‘Intensive cleanup’ underway after truck crash spills 2,000 gallons of asphalt binder in forest

An emergency vehicle on a two-lane road sits behind an overturned trailer with liquid spilled
A trailer overturned, spilling hot asphalt binder, on Highway 199 in Northern California last week. Officials from Six Rivers National Forest said the substance turned solid when it reached the cold river, making cleanup easier.
(U.S. Forest Service/Six Rivers National Forest)

Forest officials said they are still concerned after nearly 2,000 gallons of “asphalt binder” spilled in a California forest when a semi-truck crashed on Highway 199.

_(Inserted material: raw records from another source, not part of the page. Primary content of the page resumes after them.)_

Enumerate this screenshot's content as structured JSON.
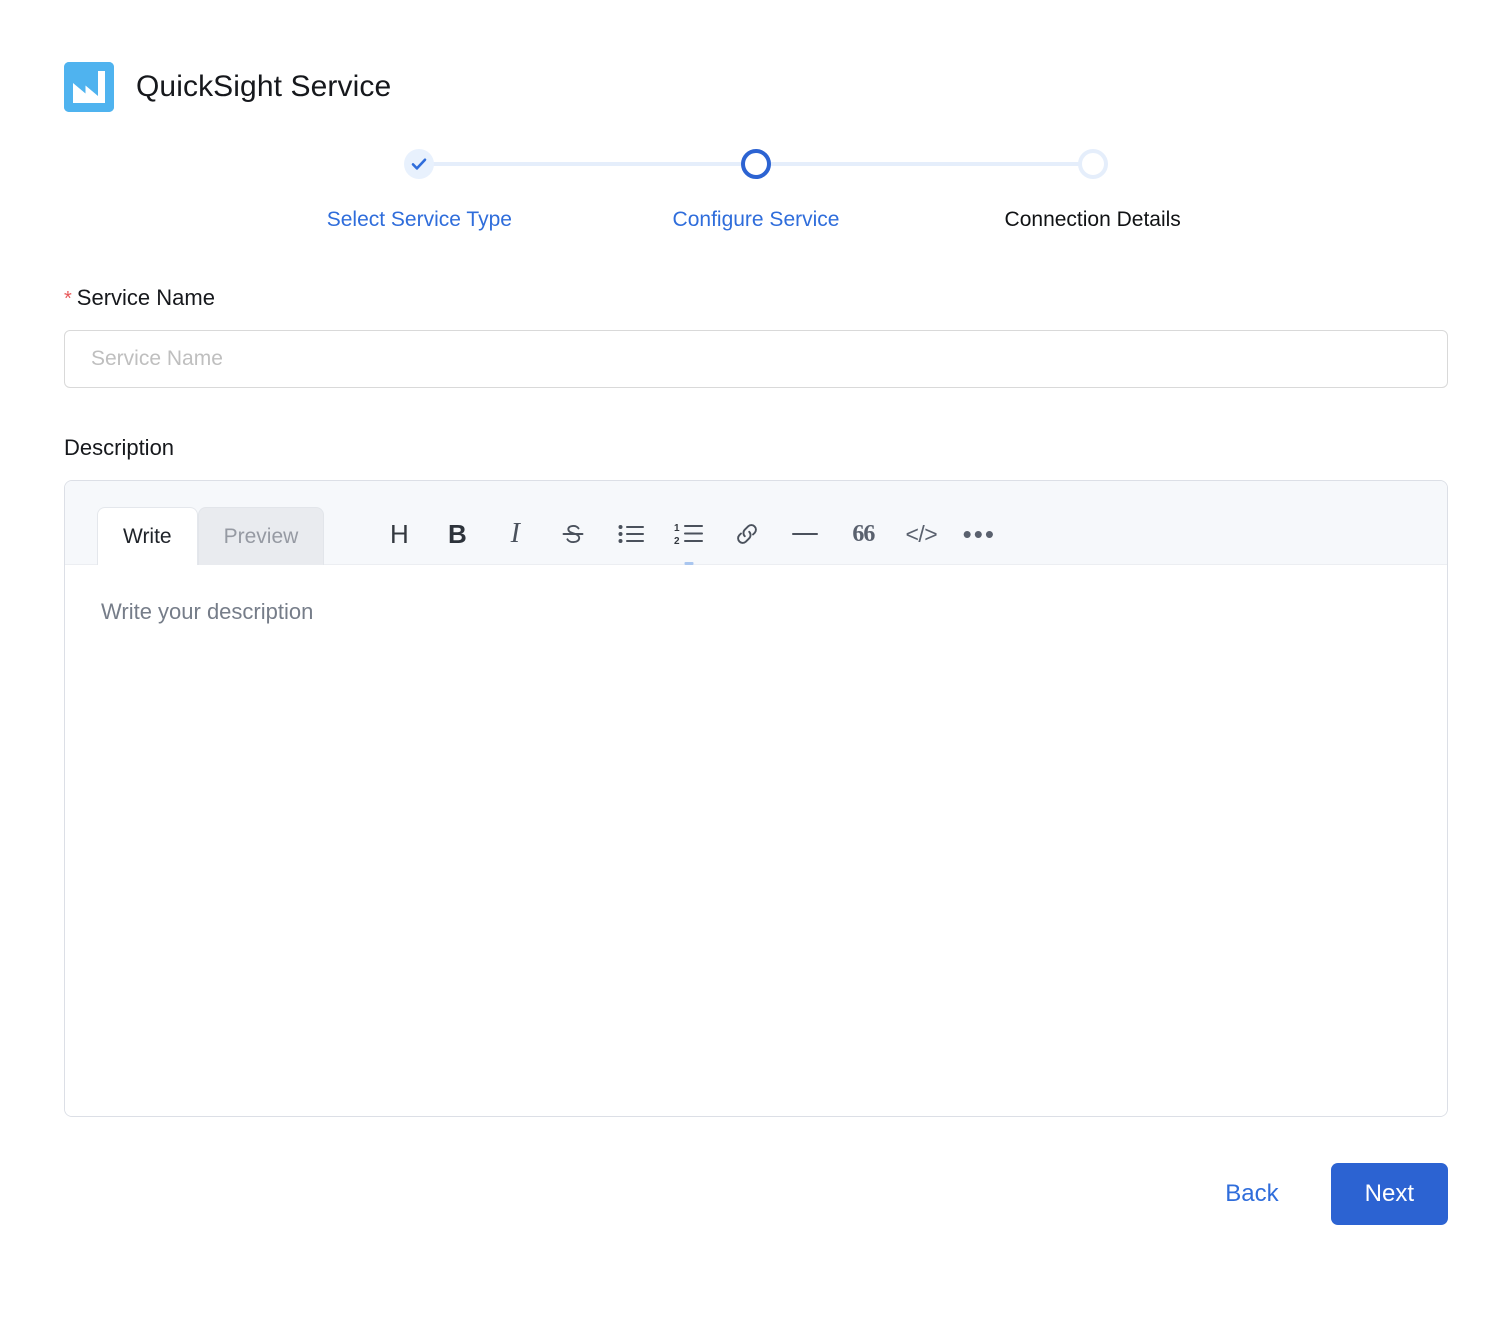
{
  "header": {
    "title": "QuickSight Service",
    "logo_icon": "quicksight-logo-icon",
    "logo_color": "#4fb3ef"
  },
  "stepper": {
    "accent_color": "#2c63d2",
    "connector_color": "#e5eefb",
    "steps": [
      {
        "label": "Select Service Type",
        "state": "done",
        "icon": "check-icon"
      },
      {
        "label": "Configure Service",
        "state": "active",
        "icon": "circle-icon"
      },
      {
        "label": "Connection Details",
        "state": "todo",
        "icon": "circle-icon"
      }
    ]
  },
  "form": {
    "service_name": {
      "label": "Service Name",
      "required_marker": "*",
      "required_color": "#e8595a",
      "value": "",
      "placeholder": "Service Name"
    },
    "description": {
      "label": "Description",
      "value": "",
      "placeholder": "Write your description"
    }
  },
  "editor": {
    "tabs": [
      {
        "label": "Write",
        "active": true
      },
      {
        "label": "Preview",
        "active": false
      }
    ],
    "tools": [
      {
        "name": "heading-icon",
        "glyph": "H",
        "title": "Heading"
      },
      {
        "name": "bold-icon",
        "glyph": "B",
        "title": "Bold"
      },
      {
        "name": "italic-icon",
        "glyph": "I",
        "title": "Italic"
      },
      {
        "name": "strikethrough-icon",
        "glyph": "S",
        "title": "Strikethrough"
      },
      {
        "name": "bulleted-list-icon",
        "glyph": "",
        "title": "Bulleted list"
      },
      {
        "name": "numbered-list-icon",
        "glyph": "",
        "title": "Numbered list"
      },
      {
        "name": "link-icon",
        "glyph": "",
        "title": "Link"
      },
      {
        "name": "horizontal-rule-icon",
        "glyph": "",
        "title": "Horizontal rule"
      },
      {
        "name": "quote-icon",
        "glyph": "66",
        "title": "Quote"
      },
      {
        "name": "code-icon",
        "glyph": "</>",
        "title": "Code"
      },
      {
        "name": "more-options-icon",
        "glyph": "•••",
        "title": "More"
      }
    ]
  },
  "footer": {
    "back_label": "Back",
    "next_label": "Next",
    "next_color": "#2c63d2",
    "back_color": "#2f6ddb"
  }
}
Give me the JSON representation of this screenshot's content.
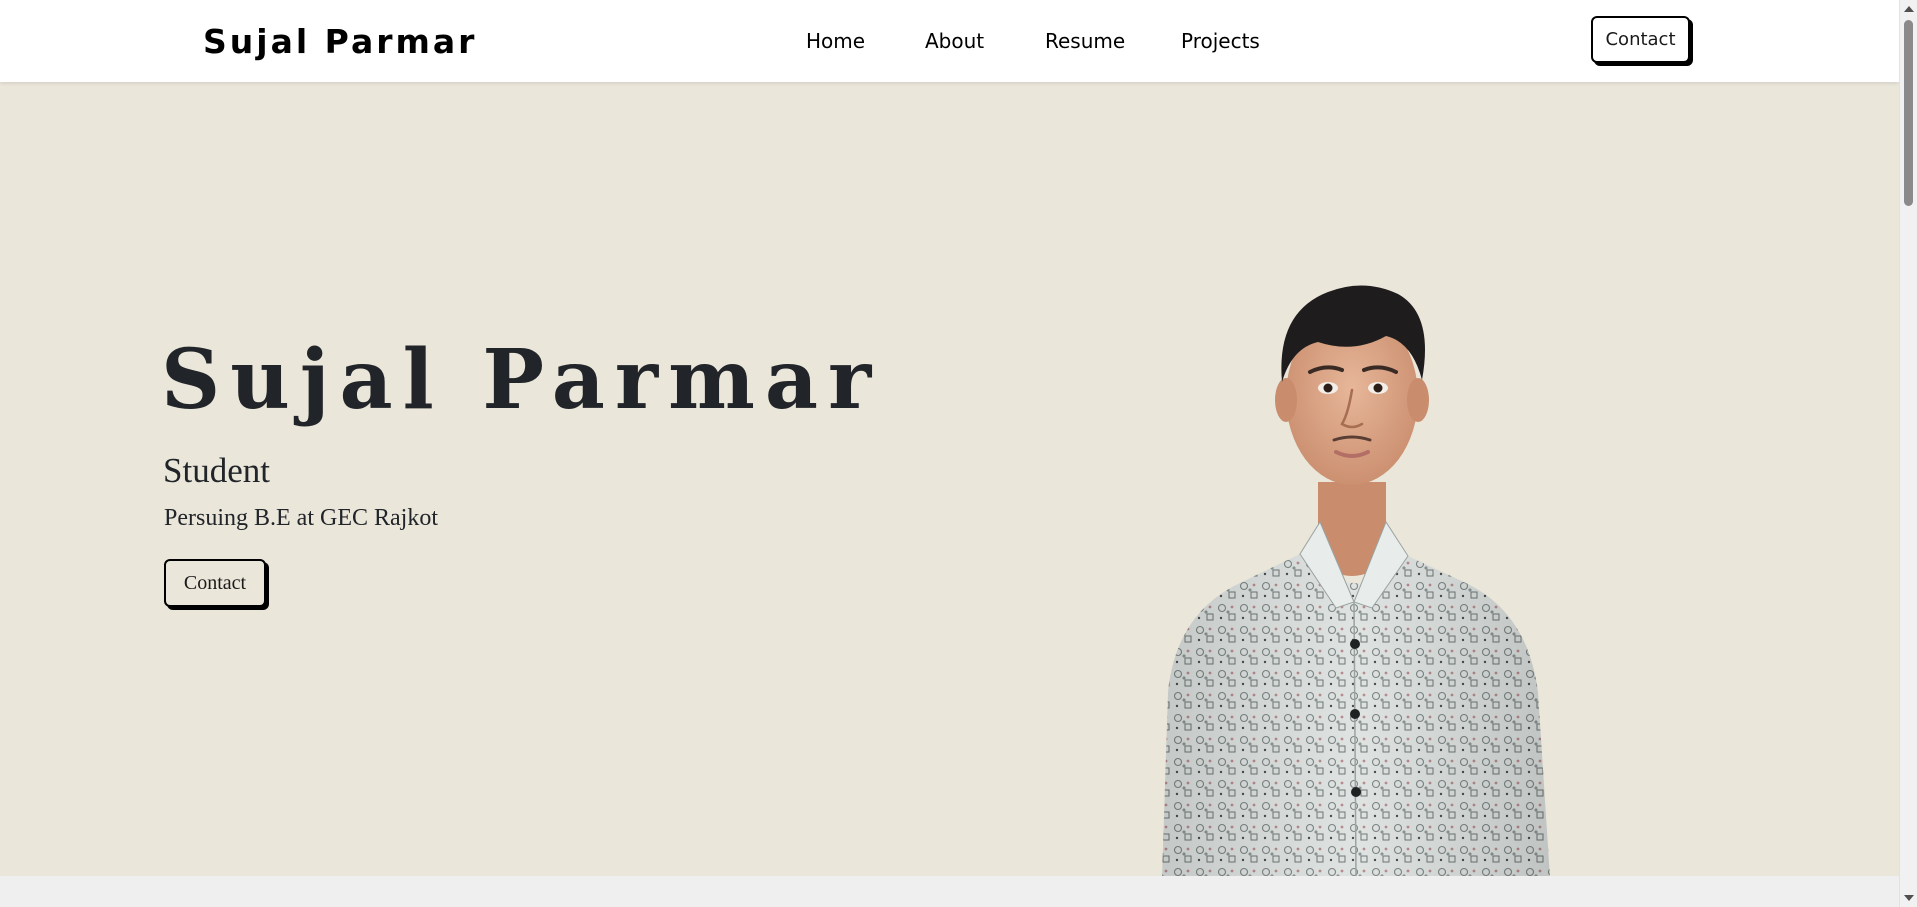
{
  "header": {
    "brand": "Sujal Parmar",
    "nav": [
      {
        "label": "Home"
      },
      {
        "label": "About"
      },
      {
        "label": "Resume"
      },
      {
        "label": "Projects"
      }
    ],
    "contact_label": "Contact"
  },
  "hero": {
    "title": "Sujal Parmar",
    "role": "Student",
    "description": "Persuing B.E at GEC Rajkot",
    "contact_label": "Contact",
    "portrait_icon": "person-portrait-icon"
  },
  "colors": {
    "header_bg": "#ffffff",
    "hero_bg": "#ebe6da",
    "text": "#212529",
    "button_border": "#000000",
    "page_bg": "#efefef"
  }
}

Raoul Payette Jr., 58, was driving on the highway in Del Norte County on Thursday with a damaged tire, the California Highway Patrol said. Payette’s three-axle truck drifted and hit a power pole, knocking power lines onto the road. He continued driving for about one mile before the trailer detached, overturned and spilled “a significant amount” of hot asphalt binder around 10:40 a.m., near the Smith River National Recreation Area west of Gasquet and east of Middle Fork Gorge, CHP said.

A CHP officer pulled Payette over roughly 15 minutes later and arrested him on suspicion of driving under the influence and misdemeanor hit and run. The freeway was closed for several hours.


Later Thursday, Six Rivers National Forest officials said the asphalt binder had reached the Smith River. Asphalt binder resembles — but is not — tar. The binder is mixed into the gravel to create asphalt, said Betsy Totten, public affairs officer for Six Rivers National Forest.

“While the entrance of any foreign substance into a waterway can cause harm to habitat, this trailer was filled with hot asphalt binder,” U.S. Forest Service officials in Six Rivers National Forest said on Facebook. “Asphalt binder turns into a solid substance once the temperature of the binder reaches about 100-125 degrees — which means when the material hit the cold river it turned into a solid.”

Roughly 400 pounds of the substance hit the Smith River below and solidified, Totten said, adding that the solidification is “honestly what saved the river.”

“We had a solid piece going down the river and obviously little chunks have broken off,” she said. “We all breathed a sigh of relief. Even though this is not good, it could be much, much worse.”

Forest officials said they were worried that the spill damaged the environment, but added that “knowing more about the substance reassures us the spread of liquid material in the river is minimal.” Crews were cleaning the initial spill over the weekend, Totten said, and began a “pretty intensive cleanup” today that she expects will last one month.

“We’re still concerned, but we just want people to be more cautious on the roadways,” she said. “If something spills out of their vehicle, it goes into our natural resources and our land.”


Del Norte County Office of Emergency Services said the spill did not affect water quality.

“If that had been tar, oil, gasoline, we would have been in a much different predicament,” Totten said.